::: Data records :::

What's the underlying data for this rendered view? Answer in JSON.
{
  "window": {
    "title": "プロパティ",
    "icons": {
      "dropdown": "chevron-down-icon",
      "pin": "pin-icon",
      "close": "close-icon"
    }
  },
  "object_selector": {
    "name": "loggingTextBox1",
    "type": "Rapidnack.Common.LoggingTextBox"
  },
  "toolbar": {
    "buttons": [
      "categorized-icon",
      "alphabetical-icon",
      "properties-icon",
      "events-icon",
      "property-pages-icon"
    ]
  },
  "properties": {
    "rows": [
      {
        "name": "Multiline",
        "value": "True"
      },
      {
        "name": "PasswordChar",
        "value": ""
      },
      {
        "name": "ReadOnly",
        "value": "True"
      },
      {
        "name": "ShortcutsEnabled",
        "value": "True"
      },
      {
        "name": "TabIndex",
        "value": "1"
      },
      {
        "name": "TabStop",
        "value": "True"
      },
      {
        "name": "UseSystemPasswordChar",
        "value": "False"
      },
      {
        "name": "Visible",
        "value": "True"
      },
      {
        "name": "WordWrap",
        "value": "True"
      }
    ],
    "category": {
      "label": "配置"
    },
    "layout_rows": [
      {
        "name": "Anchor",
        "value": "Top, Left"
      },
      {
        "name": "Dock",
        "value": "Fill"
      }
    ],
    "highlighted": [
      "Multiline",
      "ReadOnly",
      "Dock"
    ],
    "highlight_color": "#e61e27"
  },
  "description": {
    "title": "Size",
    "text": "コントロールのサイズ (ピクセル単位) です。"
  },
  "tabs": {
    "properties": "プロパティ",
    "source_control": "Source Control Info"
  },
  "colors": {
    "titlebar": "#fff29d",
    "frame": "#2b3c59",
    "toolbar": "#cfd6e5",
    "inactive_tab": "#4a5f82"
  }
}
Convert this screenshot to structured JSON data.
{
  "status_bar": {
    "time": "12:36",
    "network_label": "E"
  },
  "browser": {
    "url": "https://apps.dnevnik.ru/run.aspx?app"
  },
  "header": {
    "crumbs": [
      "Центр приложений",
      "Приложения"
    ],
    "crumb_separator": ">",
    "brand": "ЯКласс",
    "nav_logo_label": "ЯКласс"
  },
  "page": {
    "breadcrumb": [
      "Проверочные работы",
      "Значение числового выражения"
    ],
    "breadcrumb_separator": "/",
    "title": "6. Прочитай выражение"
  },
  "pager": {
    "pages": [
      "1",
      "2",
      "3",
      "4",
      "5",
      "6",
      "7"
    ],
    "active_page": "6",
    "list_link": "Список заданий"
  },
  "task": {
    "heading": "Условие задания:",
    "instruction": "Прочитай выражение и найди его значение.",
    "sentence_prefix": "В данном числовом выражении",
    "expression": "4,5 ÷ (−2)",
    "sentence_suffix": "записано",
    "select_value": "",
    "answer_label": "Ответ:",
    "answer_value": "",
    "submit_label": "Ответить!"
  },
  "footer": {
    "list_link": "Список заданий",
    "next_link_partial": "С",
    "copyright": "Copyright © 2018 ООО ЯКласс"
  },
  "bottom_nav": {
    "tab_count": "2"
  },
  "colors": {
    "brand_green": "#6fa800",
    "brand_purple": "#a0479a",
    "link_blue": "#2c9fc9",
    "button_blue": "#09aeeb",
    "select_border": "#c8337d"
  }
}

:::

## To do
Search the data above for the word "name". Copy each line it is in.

## Result of this task
    "name": "loggingTextBox1",
        "name": "Multiline",
        "name": "PasswordChar",
        "name": "ReadOnly",
        "name": "ShortcutsEnabled",
        "name": "TabIndex",
        "name": "TabStop",
        "name": "UseSystemPasswordChar",
        "name": "Visible",
        "name": "WordWrap",
        "name": "Anchor",
        "name": "Dock",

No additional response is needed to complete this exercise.